An interdisciplinary team of scientists at Glasgow University is developing a molecular nose, a multiplexed sensor platform that can deconstruct a cell and distinguish its individual components.
It could help in the understanding of cellular networks and assist in the development of drugs.
According to Prof Walter Kolch, lead investigator on the project, only one of 30 drug compounds that go through clinical trials enters the commercial market.
‘With the molecular nose, you could take a number of drugs that have known side effects and establish the signature patterns for the side effects. The nose will also identify the efficacy signature patterns in a drug, so you could look for others with similar patterns.
‘You could then devise a quite efficient pre-screening system for drug development,’ said Kolch.
Readouts from the nose will reveal signature patterns of cellular networks, which will allow the researchers to see how the components interact with each other.
‘When you stimulate a cell with a growth effect or a hormone, the cell will do the exact same thing every time. We know the components of the cell, but we don’t know how the components respond to stimulation,’ said Kolch.
‘The response is mediated by intercellular networks that we call signal construction networks. The big problem with the signal construction networks is not every signal shares its own network, or own pathway, but they are being used and shared by many signals.
‘The molecular nose allows us to tie an input with an output simply by the response pattern it gives us.’
Prof Mark Girolami, an investigator working on the signal processing side of the project, said: ‘This project is really an analogy to the electronic nose. In these you would train the nose with individual signals. When it takes a “sniff”, it should then be able to deconvolve the complex signal into its constituent parts.
‘It’s the same here. We are going to look at the multiple readouts that measure protein concentrations in a cell and, from the readouts, we will be able to deconvolve those into previously understood and defined responses from proteins.’
The nose consists of sensor hardware — the microengineered nanoparticle used to probe the cells — and software that will implement the various inference and signal processing methods. This would enable it to monitor separate outputs of several hundred network components simultaneously in cell populations, or in a single cell, which the scientists said is not possible now.

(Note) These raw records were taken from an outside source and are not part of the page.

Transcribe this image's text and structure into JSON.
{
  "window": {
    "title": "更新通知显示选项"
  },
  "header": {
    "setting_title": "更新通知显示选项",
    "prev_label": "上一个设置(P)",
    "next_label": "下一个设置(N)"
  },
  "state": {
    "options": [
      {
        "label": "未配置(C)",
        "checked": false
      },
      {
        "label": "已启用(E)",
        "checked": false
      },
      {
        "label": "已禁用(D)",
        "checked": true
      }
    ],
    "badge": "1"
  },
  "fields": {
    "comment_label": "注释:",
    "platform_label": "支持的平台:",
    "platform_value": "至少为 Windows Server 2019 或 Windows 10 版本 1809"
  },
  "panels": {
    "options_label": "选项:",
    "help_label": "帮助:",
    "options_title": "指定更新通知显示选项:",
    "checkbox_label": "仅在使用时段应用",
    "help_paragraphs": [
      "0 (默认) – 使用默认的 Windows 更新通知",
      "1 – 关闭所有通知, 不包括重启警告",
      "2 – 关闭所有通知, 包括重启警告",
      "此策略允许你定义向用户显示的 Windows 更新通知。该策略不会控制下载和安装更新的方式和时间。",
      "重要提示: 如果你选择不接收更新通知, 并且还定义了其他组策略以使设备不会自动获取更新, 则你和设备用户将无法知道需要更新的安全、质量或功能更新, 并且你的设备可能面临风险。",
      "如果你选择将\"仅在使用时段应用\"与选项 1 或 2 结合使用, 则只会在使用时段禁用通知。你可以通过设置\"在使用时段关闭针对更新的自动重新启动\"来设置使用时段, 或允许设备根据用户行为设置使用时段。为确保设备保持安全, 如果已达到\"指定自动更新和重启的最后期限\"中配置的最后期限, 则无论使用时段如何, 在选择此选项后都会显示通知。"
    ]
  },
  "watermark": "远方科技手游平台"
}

‘We will take the readouts and from them we will be able to infer from computerised models what is happening on a biological systems-wide level,’ said Girolami.
‘We don’t want to just measure one protein in isolation but how it interacts with other proteins to produce the overall system level of response.’
The team plans to build three versions of the nose. The first will be developed using standard molecular biology techniques, which involves analysing a cell to assess its contents.
An array of sensors, with 1,000 individual probes, is first trained with individual stimuli, for example, by stressing the cell with heat. The cell’s response is then observed and catalogued to establish a library of 1,000 response patterns. Artificial transcriptional reporters developed by the scientists, small pieces of DNA that bind to particular genes, will act as a reporter of the amount of transcriptional activity in that gene.
In this version, however, the cells need to be killed for the outputs to be analysed, while the second version will allow the researchers to monitor the readouts in living cells by using only up to 30 of the most informative sensors.
‘Microengineering comes into the second version, where we put the components of the molecular nose on tiny silver beads that we can put into the cells and then monitor the readouts using Raman spectroscopy,’ said Kolch.
‘While the first version will simply use libraries of sensors, the second will need to be slimmed down because you cannot fit hundreds of sensors on a nanobead. Based on the initial results, we will use only those sensors that give us the best differentiation.’
The scientists plan to use a third version to analyse the cellular networks in a transgenic mouse.
As well as being able to monitor response patterns in living cells, the molecular nose will enable the researchers to monitor single cells.
‘Most studies, so far, have been done on cell population, measuring the average of 10 million cells,’ said Kolch. ‘But research has shown that individual cells will respond differently when exposed to the same stimulus.’
Scientists at Glasgow University are developing a molecular nose, a multiplexed sensor platform that can deconstruct a cell and distinguish its individual components.